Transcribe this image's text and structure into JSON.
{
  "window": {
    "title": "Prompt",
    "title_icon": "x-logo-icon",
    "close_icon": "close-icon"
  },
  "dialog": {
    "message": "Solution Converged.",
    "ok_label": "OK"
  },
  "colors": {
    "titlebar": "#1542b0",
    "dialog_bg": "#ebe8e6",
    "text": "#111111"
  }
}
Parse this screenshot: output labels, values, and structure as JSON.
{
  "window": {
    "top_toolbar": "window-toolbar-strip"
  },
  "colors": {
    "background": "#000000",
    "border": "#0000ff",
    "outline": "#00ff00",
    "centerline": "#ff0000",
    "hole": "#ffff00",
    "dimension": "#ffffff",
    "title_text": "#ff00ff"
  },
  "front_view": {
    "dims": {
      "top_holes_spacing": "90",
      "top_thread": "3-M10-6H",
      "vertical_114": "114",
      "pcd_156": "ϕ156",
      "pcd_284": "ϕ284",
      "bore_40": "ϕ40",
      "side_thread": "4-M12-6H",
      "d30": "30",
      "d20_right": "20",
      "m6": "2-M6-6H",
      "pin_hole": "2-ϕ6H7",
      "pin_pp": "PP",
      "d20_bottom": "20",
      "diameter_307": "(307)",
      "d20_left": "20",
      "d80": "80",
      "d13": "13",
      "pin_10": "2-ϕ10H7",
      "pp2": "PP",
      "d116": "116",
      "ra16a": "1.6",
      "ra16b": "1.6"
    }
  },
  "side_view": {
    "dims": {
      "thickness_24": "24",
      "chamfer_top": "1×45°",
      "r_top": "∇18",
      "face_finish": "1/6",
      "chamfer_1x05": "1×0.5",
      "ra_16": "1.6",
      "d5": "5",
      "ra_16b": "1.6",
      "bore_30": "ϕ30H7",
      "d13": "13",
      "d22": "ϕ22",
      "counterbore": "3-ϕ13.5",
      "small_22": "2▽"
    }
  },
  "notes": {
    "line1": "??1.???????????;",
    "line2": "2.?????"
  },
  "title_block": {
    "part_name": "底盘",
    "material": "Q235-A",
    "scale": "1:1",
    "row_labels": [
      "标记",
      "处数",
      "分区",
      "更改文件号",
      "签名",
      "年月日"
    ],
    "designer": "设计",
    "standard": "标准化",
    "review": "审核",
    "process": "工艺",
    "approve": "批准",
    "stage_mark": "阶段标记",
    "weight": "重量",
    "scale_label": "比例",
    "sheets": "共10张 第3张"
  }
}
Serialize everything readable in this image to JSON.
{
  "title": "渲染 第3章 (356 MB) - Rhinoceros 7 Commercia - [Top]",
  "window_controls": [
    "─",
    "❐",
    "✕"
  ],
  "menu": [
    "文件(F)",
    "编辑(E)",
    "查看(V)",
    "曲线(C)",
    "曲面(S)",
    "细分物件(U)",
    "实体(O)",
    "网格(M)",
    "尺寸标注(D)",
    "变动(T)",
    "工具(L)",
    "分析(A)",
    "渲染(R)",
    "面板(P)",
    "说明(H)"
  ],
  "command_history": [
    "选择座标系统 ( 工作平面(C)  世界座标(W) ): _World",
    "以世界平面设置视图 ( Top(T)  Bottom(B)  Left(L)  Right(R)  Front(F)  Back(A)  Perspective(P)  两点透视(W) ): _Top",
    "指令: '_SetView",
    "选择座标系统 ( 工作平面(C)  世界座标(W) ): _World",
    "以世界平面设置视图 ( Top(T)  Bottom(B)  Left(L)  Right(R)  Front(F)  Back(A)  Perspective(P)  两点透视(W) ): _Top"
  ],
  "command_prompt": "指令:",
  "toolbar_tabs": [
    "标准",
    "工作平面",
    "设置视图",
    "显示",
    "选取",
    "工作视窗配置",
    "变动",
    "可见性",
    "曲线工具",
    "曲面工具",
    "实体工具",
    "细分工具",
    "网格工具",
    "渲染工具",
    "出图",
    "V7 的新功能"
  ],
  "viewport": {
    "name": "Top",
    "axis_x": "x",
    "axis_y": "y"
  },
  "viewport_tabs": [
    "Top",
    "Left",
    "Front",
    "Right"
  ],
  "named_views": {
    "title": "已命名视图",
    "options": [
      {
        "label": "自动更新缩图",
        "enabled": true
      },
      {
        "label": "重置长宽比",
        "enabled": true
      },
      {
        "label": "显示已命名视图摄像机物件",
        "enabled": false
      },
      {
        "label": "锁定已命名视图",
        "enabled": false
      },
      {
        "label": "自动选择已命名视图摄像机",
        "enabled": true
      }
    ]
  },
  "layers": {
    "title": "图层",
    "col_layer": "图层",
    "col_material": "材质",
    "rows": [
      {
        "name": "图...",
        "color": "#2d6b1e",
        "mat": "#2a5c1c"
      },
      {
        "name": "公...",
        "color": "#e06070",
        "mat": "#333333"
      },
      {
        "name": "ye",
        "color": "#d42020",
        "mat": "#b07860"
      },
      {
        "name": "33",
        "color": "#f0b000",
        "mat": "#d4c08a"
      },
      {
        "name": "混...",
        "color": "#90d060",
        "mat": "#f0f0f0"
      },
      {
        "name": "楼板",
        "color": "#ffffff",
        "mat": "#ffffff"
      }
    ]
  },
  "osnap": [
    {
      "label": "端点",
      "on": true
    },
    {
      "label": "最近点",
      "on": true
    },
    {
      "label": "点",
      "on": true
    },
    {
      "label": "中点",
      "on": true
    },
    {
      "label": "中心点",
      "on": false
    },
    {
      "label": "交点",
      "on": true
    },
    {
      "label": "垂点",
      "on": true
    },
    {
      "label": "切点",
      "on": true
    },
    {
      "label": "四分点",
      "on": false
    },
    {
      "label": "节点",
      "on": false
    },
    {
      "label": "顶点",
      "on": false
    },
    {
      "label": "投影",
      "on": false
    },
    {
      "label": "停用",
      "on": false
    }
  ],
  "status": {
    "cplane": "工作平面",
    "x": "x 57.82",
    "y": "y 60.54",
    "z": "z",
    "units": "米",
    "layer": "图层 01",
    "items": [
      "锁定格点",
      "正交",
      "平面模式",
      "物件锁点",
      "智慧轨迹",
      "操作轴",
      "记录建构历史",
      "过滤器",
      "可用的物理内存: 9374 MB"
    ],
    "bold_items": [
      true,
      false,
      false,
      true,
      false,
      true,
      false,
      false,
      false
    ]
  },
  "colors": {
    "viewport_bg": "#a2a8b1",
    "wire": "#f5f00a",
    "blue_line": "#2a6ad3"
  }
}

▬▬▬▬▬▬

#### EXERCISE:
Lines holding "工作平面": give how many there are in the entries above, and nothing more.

#### SOLUTION TO THIS PROBLEM:
4